Boosting a child’s self esteem holds huge potential in both their educational achievement and well-being. But it can be overdone producing an over inflated image of self held by the child. Adult life could become a minefield when reality bursts the bubble and deflates confidence.
We can all picture the trauma of the timid child perhaps too shy and withdrawn to gain their full potential. The PSHE teacher resources at primary and secondary school are there to help as boosting self esteem has huge benefits to a child’s learning capacity, well being and social skills. But there are some pitfalls to overdoing the effect. Consider the impact to a child or adult who have an inflated opinion of their abilities. Some time in the future they will be tested which could create significant inner conflict as reality sets in.
The realisation that their assumed ability is suspect can be crushing. Like most things in life the greatest benefit comes with moderation. The correct balance of self esteem building activity in the classroom and home can boost learning capacity and enhance the benefit of the school teaching and learning resources. Overdo the emphasis and we risk the child falling flat on their face when they encounter the wide world.
Professor Stephen Dinham, Research Director of the Teaching Learning and Leadership Research programme at the Australian Council for Educational Research, believes students want and need feedback to four questions:
- What can I do
- What can’t I do
- How does my work compare to others
- How can I do better
“Every student needs to feel recognised and cared about. Every student needs to experience success and feel they are progressing in their learning and development. Real achievement, no matter how small, is the best way to engender self –concept and self-esteem,” he said “But we should not shy away from the concept of failure. Having failed then succeeded at something can be a powerful driver for learning and self esteem. If performance flaws are not detected and corrected, these can become ingrained and will become much harder to eradicate in the future.”
Whilst we all like to instil confidence in children being overprotective or overindulgent can have the opposite effect. Artificially boosting a child’s self esteem can be counter productive. “We could do the children no favours and quite possibly we’re setting them up for failure and disappointment” said Professor Dinham.
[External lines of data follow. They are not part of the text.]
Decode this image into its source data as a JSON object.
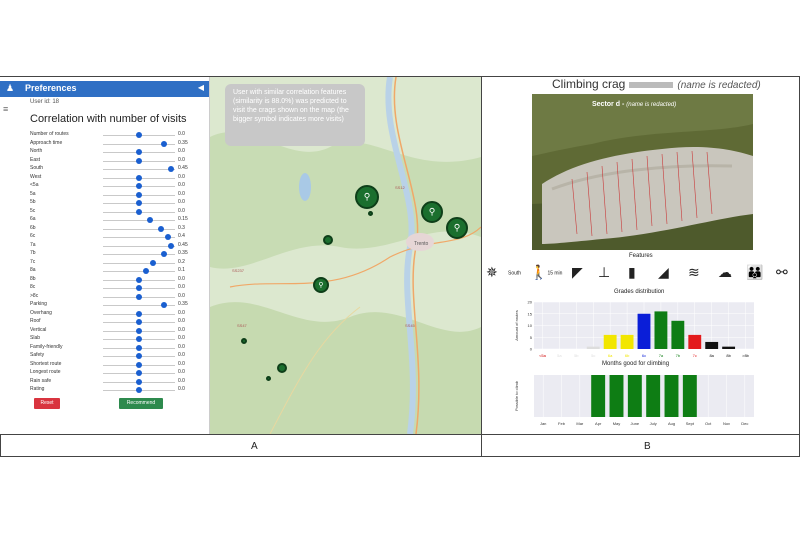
{
  "captions": {
    "a": "A",
    "b": "B"
  },
  "sidebar": {
    "user_label": "♟",
    "title": "Preferences",
    "collapse_icon": "◀",
    "menu_icon": "≡",
    "user_id": "User id: 18",
    "section_title": "Correlation with number of visits",
    "rows": [
      {
        "label": "Number of routes",
        "value": "0.0"
      },
      {
        "label": "Approach time",
        "value": "0.35"
      },
      {
        "label": "North",
        "value": "0.0"
      },
      {
        "label": "East",
        "value": "0.0"
      },
      {
        "label": "South",
        "value": "0.45"
      },
      {
        "label": "West",
        "value": "0.0"
      },
      {
        "label": "<5a",
        "value": "0.0"
      },
      {
        "label": "5a",
        "value": "0.0"
      },
      {
        "label": "5b",
        "value": "0.0"
      },
      {
        "label": "5c",
        "value": "0.0"
      },
      {
        "label": "6a",
        "value": "0.15"
      },
      {
        "label": "6b",
        "value": "0.3"
      },
      {
        "label": "6c",
        "value": "0.4"
      },
      {
        "label": "7a",
        "value": "0.45"
      },
      {
        "label": "7b",
        "value": "0.35"
      },
      {
        "label": "7c",
        "value": "0.2"
      },
      {
        "label": "8a",
        "value": "0.1"
      },
      {
        "label": "8b",
        "value": "0.0"
      },
      {
        "label": "8c",
        "value": "0.0"
      },
      {
        "label": ">8c",
        "value": "0.0"
      },
      {
        "label": "Parking",
        "value": "0.35"
      },
      {
        "label": "Overhang",
        "value": "0.0"
      },
      {
        "label": "Roof",
        "value": "0.0"
      },
      {
        "label": "Vertical",
        "value": "0.0"
      },
      {
        "label": "Slab",
        "value": "0.0"
      },
      {
        "label": "Family-friendly",
        "value": "0.0"
      },
      {
        "label": "Safety",
        "value": "0.0"
      },
      {
        "label": "Shortest route",
        "value": "0.0"
      },
      {
        "label": "Longest route",
        "value": "0.0"
      },
      {
        "label": "Rain safe",
        "value": "0.0"
      },
      {
        "label": "Rating",
        "value": "0.0"
      }
    ],
    "reset_label": "Reset",
    "recommend_label": "Recommend"
  },
  "map": {
    "tooltip": "User with similar correlation features (similarity is 88.0%) was predicted to visit the crags shown on the map (the bigger symbol indicates more visits)",
    "climber_icon": "climber-icon",
    "town_label": "Trento",
    "road_labels": [
      "SS237",
      "SS12",
      "SS45",
      "SS47"
    ],
    "colors": {
      "pin": "#1b6f2e",
      "water": "#a9c9e6",
      "road": "#f0a868",
      "forest": "#c8dcb4"
    }
  },
  "crag": {
    "title": "Climbing crag",
    "title_note": "(name is redacted)",
    "sector": "Sector d -",
    "sector_note": "(name is redacted)",
    "features_title": "Features",
    "features": [
      {
        "icon": "compass-icon",
        "glyph": "✵",
        "text": ""
      },
      {
        "icon": "exposure-label",
        "glyph": "",
        "text": "South"
      },
      {
        "icon": "hiker-icon",
        "glyph": "🚶",
        "text": "15 min"
      },
      {
        "icon": "overhang-icon",
        "glyph": "◤",
        "text": ""
      },
      {
        "icon": "roof-icon",
        "glyph": "⊥",
        "text": ""
      },
      {
        "icon": "vertical-icon",
        "glyph": "▮",
        "text": ""
      },
      {
        "icon": "slab-icon",
        "glyph": "◢",
        "text": ""
      },
      {
        "icon": "rope-icon",
        "glyph": "≋",
        "text": ""
      },
      {
        "icon": "rain-icon",
        "glyph": "☁",
        "text": ""
      },
      {
        "icon": "family-icon",
        "glyph": "👪",
        "text": ""
      },
      {
        "icon": "bolt-icon",
        "glyph": "⚯",
        "text": ""
      }
    ]
  },
  "chart_data": [
    {
      "type": "bar",
      "title": "Grades distribution",
      "ylabel": "Amount of routes",
      "categories": [
        "<5a",
        "5a",
        "5b",
        "5c",
        "6a",
        "6b",
        "6c",
        "7a",
        "7b",
        "7c",
        "8a",
        "8b",
        ">8b"
      ],
      "values": [
        0,
        0,
        0,
        1,
        6,
        6,
        15,
        16,
        12,
        6,
        3,
        1,
        0
      ],
      "colors": [
        "#d00000",
        "#dddddd",
        "#dddddd",
        "#dddddd",
        "#f2e600",
        "#f2e600",
        "#0a1ed8",
        "#0e7d14",
        "#0e7d14",
        "#e31a1c",
        "#111111",
        "#111111",
        "#111111"
      ],
      "yticks": [
        0,
        5,
        10,
        15,
        20
      ],
      "ylim": [
        0,
        20
      ],
      "grid": true
    },
    {
      "type": "bar",
      "title": "Months good for climbing",
      "ylabel": "Possible to climb",
      "categories": [
        "Jan",
        "Feb",
        "Mar",
        "Apr",
        "May",
        "June",
        "July",
        "Aug",
        "Sept",
        "Oct",
        "Nov",
        "Dec"
      ],
      "values": [
        0,
        0,
        0,
        1,
        1,
        1,
        1,
        1,
        1,
        0,
        0,
        0
      ],
      "colors": [
        "#0e7d14"
      ],
      "ylim": [
        0,
        1
      ],
      "grid": true
    }
  ]
}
Ideally our teaching resources need to be balanced, praise where praise is due and correction when we get it wrong. Maybe the greatest lesson is not to forget we all fail occasionally. The worse thing we can do is to gloss over errors thinking it could damage the child’s self esteem, when in reality we are building it.